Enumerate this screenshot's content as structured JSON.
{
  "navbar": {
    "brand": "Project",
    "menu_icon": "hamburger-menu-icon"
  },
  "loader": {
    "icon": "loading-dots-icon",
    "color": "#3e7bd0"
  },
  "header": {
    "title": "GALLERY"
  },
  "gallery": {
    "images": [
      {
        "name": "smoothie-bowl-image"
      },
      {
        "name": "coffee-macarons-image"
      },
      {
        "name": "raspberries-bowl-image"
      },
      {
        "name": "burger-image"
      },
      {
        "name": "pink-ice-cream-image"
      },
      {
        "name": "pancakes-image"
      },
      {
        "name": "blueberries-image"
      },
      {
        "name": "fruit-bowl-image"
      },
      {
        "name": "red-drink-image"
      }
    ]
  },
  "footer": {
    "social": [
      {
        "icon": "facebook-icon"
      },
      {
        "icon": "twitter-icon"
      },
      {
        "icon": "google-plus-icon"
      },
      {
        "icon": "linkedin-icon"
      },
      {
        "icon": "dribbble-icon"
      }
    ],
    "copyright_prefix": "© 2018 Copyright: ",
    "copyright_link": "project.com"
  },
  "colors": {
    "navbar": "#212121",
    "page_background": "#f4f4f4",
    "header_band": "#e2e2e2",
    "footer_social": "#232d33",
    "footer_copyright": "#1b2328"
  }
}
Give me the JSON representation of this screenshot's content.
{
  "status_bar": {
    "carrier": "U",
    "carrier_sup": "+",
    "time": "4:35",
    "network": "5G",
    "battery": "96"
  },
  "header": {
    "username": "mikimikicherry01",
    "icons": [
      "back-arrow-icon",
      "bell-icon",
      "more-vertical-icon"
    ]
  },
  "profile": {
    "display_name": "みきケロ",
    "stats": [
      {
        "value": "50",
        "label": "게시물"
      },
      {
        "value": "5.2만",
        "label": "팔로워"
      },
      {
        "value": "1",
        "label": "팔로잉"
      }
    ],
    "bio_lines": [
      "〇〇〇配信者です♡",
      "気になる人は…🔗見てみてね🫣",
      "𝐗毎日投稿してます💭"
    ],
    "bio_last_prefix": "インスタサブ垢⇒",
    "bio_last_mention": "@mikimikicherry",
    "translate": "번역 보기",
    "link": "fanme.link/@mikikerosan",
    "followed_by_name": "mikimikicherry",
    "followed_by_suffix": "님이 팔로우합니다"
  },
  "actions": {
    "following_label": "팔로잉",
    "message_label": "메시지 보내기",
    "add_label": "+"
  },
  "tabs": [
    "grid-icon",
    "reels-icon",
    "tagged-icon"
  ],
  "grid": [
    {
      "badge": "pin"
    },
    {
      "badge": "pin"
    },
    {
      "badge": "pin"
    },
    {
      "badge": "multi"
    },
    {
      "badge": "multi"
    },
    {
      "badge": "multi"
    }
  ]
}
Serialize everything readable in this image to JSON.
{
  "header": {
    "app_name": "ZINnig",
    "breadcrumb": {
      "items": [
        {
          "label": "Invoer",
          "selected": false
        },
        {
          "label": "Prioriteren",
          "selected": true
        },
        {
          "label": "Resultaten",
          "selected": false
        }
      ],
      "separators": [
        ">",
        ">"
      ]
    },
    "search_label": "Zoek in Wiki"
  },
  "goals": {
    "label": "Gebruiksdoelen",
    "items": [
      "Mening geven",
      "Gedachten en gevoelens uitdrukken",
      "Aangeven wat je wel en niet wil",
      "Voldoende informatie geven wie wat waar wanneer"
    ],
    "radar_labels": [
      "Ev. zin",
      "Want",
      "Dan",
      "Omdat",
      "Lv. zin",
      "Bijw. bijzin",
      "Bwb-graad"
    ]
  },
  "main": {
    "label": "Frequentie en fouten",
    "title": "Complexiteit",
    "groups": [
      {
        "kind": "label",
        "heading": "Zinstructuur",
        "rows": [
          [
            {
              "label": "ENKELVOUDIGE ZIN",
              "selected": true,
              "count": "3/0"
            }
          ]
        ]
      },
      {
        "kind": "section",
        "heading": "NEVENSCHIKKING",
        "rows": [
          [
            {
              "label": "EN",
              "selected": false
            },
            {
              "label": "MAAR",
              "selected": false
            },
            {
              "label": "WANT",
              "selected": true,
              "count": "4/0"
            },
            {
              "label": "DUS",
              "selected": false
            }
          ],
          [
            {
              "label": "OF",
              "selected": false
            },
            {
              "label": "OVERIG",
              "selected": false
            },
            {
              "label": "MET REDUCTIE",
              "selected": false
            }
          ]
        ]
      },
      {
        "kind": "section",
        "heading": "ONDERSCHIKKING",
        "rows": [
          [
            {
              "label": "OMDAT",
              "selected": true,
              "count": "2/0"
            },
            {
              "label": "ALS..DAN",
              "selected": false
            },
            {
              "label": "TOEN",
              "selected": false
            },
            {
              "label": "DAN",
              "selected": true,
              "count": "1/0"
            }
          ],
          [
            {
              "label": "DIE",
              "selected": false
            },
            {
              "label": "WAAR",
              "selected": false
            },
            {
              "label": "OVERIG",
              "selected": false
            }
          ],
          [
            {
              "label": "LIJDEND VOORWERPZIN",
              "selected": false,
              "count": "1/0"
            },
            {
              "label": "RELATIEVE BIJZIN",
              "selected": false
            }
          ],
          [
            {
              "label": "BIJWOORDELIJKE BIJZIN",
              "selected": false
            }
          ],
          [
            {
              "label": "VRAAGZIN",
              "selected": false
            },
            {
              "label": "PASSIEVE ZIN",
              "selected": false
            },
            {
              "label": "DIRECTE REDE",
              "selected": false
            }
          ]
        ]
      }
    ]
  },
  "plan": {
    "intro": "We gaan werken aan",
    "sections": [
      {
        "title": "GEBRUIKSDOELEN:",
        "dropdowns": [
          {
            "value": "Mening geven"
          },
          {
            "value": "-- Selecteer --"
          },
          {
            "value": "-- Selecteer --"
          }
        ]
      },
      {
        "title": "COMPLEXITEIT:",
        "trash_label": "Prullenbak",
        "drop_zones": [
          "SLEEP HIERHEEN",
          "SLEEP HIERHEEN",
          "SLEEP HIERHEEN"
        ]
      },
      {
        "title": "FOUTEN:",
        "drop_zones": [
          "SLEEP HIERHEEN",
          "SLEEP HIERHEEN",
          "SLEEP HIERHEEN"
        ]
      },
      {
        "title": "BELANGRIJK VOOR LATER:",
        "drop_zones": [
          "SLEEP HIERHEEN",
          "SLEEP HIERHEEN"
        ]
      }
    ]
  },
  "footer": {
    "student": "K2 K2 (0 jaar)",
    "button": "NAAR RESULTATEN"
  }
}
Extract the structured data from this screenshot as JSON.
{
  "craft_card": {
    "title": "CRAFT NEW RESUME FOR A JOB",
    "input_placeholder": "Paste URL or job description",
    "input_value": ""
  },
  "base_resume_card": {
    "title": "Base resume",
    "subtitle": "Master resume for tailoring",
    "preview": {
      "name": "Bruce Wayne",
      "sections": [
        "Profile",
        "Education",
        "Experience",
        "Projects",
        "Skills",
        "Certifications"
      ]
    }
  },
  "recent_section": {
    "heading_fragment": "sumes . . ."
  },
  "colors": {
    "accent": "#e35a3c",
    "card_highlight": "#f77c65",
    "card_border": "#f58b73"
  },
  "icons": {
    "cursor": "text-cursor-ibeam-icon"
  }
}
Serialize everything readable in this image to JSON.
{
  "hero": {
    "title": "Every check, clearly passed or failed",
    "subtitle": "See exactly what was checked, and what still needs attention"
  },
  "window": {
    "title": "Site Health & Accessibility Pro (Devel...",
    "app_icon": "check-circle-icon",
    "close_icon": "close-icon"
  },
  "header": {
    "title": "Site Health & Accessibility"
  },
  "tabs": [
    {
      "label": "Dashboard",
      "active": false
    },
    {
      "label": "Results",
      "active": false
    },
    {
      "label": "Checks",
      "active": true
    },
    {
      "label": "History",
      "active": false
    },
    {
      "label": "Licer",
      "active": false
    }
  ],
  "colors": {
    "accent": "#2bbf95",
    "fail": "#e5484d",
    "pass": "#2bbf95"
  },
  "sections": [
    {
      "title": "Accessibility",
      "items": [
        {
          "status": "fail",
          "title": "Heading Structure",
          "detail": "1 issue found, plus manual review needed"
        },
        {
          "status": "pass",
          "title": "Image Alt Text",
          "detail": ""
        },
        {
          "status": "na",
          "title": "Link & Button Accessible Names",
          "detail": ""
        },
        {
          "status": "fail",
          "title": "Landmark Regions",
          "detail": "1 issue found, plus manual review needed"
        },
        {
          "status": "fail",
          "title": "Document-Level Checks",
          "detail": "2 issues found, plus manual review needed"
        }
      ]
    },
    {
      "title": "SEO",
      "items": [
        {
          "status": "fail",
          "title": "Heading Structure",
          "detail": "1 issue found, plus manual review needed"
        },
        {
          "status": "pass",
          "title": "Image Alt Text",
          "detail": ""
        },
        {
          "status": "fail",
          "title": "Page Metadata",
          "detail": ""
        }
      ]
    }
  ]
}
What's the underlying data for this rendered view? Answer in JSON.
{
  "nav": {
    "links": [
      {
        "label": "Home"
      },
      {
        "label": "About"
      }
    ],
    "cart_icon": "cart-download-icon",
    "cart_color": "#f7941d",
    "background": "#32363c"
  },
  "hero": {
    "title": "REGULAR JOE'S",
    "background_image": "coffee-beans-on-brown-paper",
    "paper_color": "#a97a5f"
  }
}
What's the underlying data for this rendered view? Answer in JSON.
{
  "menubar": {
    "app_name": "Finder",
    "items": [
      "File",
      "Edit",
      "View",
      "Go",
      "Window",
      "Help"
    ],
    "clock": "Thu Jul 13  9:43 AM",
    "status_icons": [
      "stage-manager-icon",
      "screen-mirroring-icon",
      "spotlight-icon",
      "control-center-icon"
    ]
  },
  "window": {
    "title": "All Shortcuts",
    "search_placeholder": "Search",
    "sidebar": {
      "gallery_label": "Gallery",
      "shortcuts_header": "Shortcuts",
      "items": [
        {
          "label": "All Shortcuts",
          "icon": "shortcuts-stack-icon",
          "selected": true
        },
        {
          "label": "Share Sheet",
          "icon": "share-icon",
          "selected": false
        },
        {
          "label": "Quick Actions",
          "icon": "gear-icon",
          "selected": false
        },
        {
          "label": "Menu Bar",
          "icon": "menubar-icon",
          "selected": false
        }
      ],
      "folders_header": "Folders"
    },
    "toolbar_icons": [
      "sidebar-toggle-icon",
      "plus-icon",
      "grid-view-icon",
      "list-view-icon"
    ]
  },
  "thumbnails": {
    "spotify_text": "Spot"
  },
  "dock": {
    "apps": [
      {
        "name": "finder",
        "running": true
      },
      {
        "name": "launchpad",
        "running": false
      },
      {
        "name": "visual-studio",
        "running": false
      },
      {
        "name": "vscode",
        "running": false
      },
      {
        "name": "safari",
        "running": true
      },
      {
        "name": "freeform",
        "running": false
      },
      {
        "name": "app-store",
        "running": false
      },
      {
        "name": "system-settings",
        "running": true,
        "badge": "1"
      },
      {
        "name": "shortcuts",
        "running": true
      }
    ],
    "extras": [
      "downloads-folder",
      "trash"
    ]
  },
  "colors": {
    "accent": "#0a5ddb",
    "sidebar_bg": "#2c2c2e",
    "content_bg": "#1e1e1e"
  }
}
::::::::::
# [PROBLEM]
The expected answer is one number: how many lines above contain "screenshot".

# [SOLUTION TO THE PROBLEM]
3